Description Add information about the project and link to client website. Add information about and a link to the creator(s).
Tags Add tags related to the client and their projects, products and/or services. Add tags related to the creator(s) and their projects, products and/or services.
Copyright information Only mentions creator. Only mentions client.

Metadata
All kinds of electronic equipment, like photo cameras, audio recorders and video camera’s, have ever increasing posibilities to embed data into the files they produce. There are even more options to add metadata in the computer programs to organise and archive these files. Most of the times it’s easier to add this information when the data is imported than to edit the information later.

Creator gets credit Client gets credit
EXIF Data See Title and Description. See Title and Description.
Creation date Can be maintained Is advised to take out.
Geolocation Can be maintained Is advised to take out.

Usage data
The uploader has access to all kinds of usage data of the content that might be of interest to the other party. How many people have seen the video? How many people watched it entirely? Has it been downloaded and remixed? This kind of information is very valuable for the client and the creator. Some of this information is public, but most of the times the detailed information is only accesible to the uploader.
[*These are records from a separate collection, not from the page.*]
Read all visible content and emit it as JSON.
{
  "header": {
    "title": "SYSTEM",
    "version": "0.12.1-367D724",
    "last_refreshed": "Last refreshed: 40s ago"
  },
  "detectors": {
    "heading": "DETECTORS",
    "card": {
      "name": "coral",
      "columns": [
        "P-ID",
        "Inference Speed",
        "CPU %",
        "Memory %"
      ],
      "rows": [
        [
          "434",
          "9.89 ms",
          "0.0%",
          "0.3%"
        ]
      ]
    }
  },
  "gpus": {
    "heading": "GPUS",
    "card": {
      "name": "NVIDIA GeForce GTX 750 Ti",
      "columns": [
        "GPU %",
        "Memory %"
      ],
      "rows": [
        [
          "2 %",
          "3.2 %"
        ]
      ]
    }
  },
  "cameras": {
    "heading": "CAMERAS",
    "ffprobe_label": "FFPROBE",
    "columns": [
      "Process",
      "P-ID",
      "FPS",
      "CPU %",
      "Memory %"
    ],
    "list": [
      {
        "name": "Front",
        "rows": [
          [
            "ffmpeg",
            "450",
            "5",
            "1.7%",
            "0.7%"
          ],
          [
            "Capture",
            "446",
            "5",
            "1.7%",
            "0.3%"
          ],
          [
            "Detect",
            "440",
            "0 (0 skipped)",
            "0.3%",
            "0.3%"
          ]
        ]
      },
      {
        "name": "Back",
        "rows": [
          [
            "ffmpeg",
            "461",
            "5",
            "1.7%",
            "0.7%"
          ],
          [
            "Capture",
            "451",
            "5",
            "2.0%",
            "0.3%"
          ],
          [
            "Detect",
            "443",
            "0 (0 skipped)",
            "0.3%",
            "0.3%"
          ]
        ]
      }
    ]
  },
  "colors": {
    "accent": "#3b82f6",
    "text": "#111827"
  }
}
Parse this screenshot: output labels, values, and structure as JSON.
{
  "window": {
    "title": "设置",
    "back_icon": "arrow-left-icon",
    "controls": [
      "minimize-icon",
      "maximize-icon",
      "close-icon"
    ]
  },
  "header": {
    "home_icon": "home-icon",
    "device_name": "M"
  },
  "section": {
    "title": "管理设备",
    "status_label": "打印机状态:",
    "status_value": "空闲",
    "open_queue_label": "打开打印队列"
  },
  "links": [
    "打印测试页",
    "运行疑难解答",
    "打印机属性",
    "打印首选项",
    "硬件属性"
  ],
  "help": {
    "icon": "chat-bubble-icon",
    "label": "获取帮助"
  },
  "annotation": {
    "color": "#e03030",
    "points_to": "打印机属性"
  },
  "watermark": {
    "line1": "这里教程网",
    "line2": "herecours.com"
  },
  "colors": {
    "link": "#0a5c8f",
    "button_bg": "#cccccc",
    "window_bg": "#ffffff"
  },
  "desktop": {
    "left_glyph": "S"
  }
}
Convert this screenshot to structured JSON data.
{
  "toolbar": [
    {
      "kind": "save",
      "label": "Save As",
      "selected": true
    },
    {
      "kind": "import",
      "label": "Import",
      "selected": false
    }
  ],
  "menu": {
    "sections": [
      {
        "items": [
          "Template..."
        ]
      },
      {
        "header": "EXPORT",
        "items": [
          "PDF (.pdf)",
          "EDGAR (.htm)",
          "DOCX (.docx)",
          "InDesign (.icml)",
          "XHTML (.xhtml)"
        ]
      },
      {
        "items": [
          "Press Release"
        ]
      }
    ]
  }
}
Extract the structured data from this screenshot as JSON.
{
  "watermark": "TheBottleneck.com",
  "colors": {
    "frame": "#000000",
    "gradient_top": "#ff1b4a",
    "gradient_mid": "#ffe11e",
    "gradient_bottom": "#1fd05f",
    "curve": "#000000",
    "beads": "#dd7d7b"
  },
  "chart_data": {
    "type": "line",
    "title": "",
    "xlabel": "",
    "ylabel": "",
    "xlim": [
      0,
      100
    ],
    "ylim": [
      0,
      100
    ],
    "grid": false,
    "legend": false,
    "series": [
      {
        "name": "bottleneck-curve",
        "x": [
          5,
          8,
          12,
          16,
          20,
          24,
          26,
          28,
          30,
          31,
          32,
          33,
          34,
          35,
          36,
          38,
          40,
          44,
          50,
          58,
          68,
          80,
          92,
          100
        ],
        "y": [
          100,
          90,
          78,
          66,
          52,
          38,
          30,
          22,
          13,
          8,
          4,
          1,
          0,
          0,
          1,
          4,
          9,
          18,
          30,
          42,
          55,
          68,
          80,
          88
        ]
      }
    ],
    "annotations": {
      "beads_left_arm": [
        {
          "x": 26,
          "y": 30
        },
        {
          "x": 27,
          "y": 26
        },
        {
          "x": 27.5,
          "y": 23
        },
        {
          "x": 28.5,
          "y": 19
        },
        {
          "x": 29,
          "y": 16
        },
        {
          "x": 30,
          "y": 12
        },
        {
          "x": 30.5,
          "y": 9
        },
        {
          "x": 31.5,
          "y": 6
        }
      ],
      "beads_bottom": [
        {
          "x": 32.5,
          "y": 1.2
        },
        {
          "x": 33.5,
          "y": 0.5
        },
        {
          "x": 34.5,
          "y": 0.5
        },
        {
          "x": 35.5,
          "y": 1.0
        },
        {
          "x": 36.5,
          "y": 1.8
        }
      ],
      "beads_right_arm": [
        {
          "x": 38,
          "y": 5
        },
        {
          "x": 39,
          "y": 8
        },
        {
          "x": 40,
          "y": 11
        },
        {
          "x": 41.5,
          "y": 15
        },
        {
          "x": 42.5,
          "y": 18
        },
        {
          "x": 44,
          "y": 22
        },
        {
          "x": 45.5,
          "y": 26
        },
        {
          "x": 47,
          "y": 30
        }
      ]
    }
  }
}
Therefor it is advised to agree on sharing this kind of information with each other too.

Etc.Etc.Etc.

Creator gets credit Client gets credit
Statistics Maker shares statistics with client Client shares statistics with creator(s)
Embeds Maker shares embed data with client Client shares embed data with creator(s)